----- ENTRIES SUPPLIED

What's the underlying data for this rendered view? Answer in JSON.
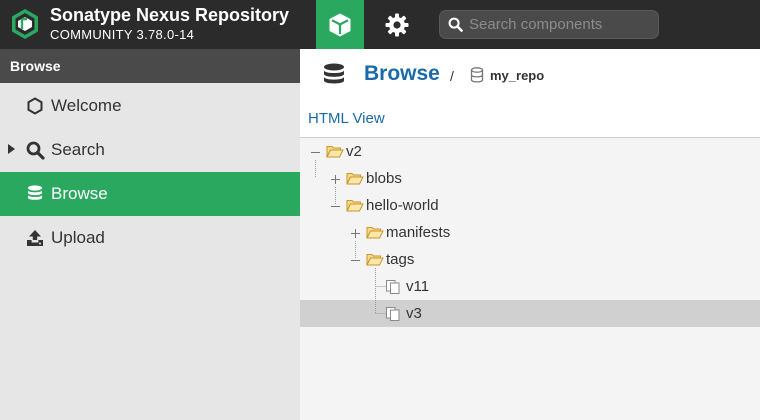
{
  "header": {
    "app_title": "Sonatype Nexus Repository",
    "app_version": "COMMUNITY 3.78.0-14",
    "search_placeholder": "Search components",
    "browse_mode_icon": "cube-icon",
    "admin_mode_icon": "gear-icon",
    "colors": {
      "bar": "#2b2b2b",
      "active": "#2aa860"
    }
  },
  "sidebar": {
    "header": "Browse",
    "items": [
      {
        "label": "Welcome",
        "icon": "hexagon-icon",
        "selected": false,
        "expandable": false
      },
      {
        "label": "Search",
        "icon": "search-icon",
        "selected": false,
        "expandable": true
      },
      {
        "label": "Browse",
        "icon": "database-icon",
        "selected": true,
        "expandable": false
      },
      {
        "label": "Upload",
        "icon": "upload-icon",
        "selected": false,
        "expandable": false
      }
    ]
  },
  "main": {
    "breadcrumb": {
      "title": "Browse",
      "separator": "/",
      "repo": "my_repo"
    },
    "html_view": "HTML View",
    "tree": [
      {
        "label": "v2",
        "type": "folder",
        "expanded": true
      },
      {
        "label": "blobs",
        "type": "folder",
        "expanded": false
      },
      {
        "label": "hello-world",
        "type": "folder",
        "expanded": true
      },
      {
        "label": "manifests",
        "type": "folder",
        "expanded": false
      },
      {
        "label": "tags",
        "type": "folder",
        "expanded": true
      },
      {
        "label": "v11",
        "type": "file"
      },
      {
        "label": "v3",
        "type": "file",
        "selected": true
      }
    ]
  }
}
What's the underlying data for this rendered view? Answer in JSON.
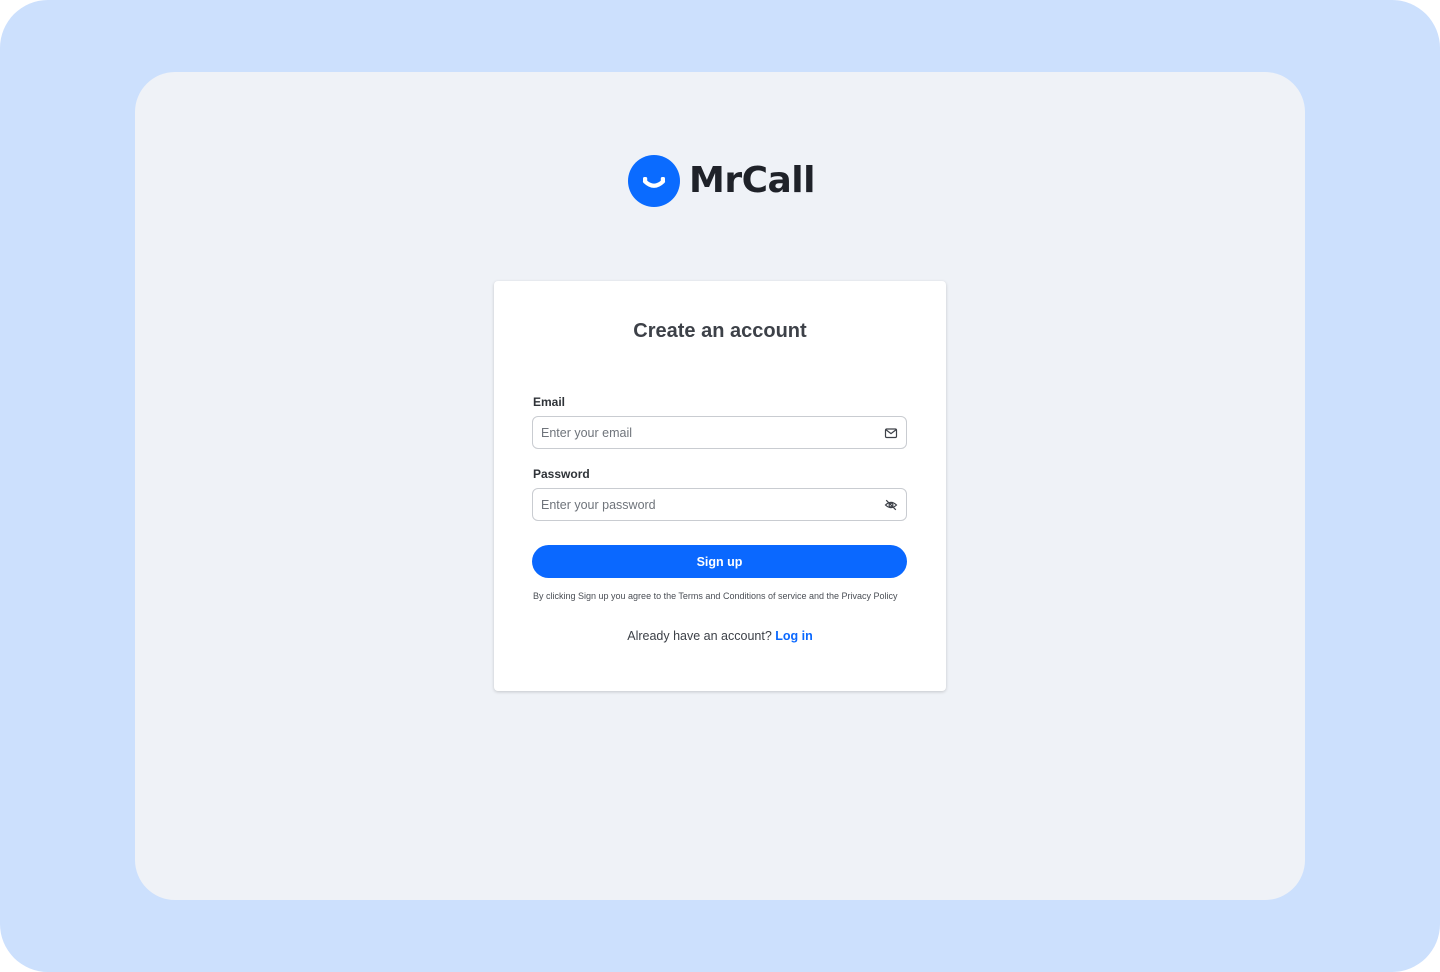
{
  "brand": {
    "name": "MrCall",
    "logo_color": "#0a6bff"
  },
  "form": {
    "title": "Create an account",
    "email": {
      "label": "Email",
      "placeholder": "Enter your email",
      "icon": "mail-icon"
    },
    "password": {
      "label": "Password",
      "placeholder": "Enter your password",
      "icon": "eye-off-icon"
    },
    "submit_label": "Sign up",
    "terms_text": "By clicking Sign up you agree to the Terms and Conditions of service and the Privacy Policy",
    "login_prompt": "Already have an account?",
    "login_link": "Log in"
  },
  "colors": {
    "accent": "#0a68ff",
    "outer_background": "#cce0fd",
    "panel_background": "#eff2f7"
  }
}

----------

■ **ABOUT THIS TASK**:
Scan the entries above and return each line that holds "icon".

■ **EXPECTED ANSWER**:
    "browse_mode_icon": "cube-icon",
    "admin_mode_icon": "gear-icon",
        "icon": "hexagon-icon",
        "icon": "search-icon",
        "icon": "database-icon",
        "icon": "upload-icon",
      "icon": "mail-icon"
      "icon": "eye-off-icon"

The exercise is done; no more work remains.